Last year’s resolution was, I think, the only time I’ve ever actually stuck with it. It helps to have something so fun yet achievable. Now, on to this year’s resolutions. I’m setting a few, because there’s a number of things I want to work on, and because I love a challenge, and also, because I haven’t decided on one big “Thing To Do” for 2011. No worries. Here goes:
- Blog more. I started this blog last year with very little idea what I’d be making of it. As it turns out, I’m still figuring that out. In the meantime, I see no harm in getting a few random posts about my thoughts and activities published for the time being. I suppose this is, really, the best way to start. That said, writing is an intensely personal process for me, but getting myself in the habit of publishing my thoughts should be a good exercise. Plus, I want to document my life somewhere other than Facebook or Twitter, where the future (and privacy) of said content is unknown, and I can expand beyond a restrictive 140 characters or so.
- Cook more. After moving to this flat at the beginning of last year, I got out of the habit of really cooking. I used to have a kitchen I could really take pride in, and made the most use of I knew how, experimenting in a new playground. Here in London, I’m sharing the flat, and really don’t feel any sense of ownership of the kitchen. My plan is to make a bigger effort to stalk up on groceries, get creative again, and make myself some home cooked grub. At least a couple times a week, if I can hack it.
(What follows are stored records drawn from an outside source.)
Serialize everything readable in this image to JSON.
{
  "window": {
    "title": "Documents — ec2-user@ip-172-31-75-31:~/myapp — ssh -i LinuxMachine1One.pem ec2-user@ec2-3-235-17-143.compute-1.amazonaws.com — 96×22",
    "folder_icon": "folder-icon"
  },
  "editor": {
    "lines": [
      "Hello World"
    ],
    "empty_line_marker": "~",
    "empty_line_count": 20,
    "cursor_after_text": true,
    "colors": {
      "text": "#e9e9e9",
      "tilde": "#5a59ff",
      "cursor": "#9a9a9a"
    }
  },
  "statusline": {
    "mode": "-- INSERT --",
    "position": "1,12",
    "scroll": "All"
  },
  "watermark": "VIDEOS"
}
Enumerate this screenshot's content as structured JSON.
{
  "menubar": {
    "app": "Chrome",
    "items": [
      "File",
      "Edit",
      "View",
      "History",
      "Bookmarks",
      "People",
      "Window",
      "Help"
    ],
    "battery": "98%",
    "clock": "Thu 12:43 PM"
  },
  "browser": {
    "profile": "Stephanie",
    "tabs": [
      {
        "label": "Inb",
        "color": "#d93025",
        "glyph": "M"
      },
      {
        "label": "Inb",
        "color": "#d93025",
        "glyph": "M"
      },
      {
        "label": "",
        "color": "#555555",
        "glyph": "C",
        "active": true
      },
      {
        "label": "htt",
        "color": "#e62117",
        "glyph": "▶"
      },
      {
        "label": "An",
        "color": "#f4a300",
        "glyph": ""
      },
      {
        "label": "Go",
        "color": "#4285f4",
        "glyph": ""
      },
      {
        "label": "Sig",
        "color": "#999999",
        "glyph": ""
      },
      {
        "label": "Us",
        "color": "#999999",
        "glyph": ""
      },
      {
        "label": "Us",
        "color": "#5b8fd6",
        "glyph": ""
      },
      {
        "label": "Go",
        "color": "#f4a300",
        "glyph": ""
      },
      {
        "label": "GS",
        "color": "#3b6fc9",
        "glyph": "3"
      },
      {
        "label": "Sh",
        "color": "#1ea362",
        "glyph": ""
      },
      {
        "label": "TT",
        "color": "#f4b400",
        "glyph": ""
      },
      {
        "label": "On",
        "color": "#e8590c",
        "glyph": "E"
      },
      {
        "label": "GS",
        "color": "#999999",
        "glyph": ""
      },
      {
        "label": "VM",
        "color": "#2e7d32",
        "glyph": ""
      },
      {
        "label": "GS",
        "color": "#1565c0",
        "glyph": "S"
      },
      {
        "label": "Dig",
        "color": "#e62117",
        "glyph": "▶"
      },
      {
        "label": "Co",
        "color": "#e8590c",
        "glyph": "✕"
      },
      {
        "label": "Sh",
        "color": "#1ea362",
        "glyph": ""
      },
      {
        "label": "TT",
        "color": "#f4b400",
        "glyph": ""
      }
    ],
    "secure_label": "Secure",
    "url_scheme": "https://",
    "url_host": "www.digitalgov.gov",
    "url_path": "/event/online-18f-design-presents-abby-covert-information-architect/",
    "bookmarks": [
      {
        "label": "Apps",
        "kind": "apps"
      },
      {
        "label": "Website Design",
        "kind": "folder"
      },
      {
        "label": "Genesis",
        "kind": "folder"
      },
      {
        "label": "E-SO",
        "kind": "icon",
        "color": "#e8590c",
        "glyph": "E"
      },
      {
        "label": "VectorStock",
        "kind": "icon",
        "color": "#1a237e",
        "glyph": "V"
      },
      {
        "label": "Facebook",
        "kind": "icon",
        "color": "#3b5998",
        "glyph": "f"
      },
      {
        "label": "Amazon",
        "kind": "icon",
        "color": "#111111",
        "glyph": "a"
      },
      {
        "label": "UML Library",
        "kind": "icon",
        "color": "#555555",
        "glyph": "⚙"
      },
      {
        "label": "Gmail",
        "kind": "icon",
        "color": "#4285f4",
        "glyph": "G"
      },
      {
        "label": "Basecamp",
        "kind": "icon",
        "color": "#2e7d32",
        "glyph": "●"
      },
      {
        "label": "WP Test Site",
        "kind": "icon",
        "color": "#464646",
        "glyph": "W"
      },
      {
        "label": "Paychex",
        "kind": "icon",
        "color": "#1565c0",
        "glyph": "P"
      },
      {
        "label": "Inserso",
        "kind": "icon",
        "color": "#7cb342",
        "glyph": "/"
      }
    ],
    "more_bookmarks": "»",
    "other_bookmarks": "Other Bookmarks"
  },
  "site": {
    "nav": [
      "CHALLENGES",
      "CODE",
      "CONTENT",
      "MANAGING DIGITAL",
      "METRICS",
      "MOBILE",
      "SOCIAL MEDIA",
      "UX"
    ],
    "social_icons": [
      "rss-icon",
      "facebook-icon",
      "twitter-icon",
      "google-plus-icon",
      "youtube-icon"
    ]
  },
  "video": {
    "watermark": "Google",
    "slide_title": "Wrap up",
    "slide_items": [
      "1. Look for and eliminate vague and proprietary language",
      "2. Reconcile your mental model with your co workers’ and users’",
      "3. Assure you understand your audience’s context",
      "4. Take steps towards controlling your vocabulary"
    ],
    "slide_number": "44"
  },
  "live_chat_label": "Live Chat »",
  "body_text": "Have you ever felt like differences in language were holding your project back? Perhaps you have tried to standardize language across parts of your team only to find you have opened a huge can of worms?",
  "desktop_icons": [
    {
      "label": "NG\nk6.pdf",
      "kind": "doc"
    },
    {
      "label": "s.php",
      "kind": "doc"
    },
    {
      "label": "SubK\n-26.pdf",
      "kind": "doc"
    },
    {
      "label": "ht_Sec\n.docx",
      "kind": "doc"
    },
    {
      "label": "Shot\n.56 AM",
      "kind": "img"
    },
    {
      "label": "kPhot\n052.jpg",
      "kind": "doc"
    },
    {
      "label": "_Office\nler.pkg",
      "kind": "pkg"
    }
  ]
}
- Eat more fruit. This should be achievable now that BraveNewTalent is having fruit delivered to the office. Win! But if it weren’t for that, I’d likely be down to whatever I can salvage from Pret on my lunch breaks. It’s not my fault that no where in London serves piles of fresh fruit, a la Chez Cora. Actually, I should eat more healthily in general. I say this as I tuck into cheese and pate with crackers and wine…. see that second point about cooking more. I need to work on this..
- Keep moving and travelling. I’m not going to set a number of places to visit, like I did last year, as 2010 was all about seeing more of Europe. This year, I’m open to trying some places a little further from home, which likely means I’ll have to spend more time in each place and therefore can fit fewer in. Although I’m determined to go back to France, perhaps for the Beaujolais Nouveau week. Oh, and getting in some SCUBA diving, a new trick I picked up in Greece this last year. And perhaps somewhere even more awesome for the next new years celebrations.
Okay, New Years Eve then. This year, I rung it in in Times Square. In New York City. How COOL is that? Okay fine, it wasn’t cool per se to the native New Yorkers I spoke to, who all favoured hitting up a house party or overpriced club, to standing in crowds, sans alcohol for an indeterminate number of hours to watch a glittery ball drop for 10 seconds. But for me, seeing the ball drop, in person, in Times Square was just one of those things I had to do. Check!
Times Square was exhilerating and energising. For anyone thinking of going, don’t pay attention to those who say you need to turn up early just to see the ball drop. Just be ready to sweet talk your way past about 3 sets of cops, and shell out about $20 each on a deposit for a restaurant booking within the second or third set of barriers. Give yourself a couple hours (not the 12 that they recommend) to sort it out will help. So will taking on a fake British accent, as I learned.
So, lots of stuff to achieve this year, in 2011. For starters, I’ll keep my progress up here on this blog. And start planning something equally epic to ring out the year. Perhaps Tokyo? Buenos Aires? I feel a tradition coming on…
All of that said, I am looking forward to seeing what unfolds in this coming year.
Happy New Year, all, and all the best for 2011!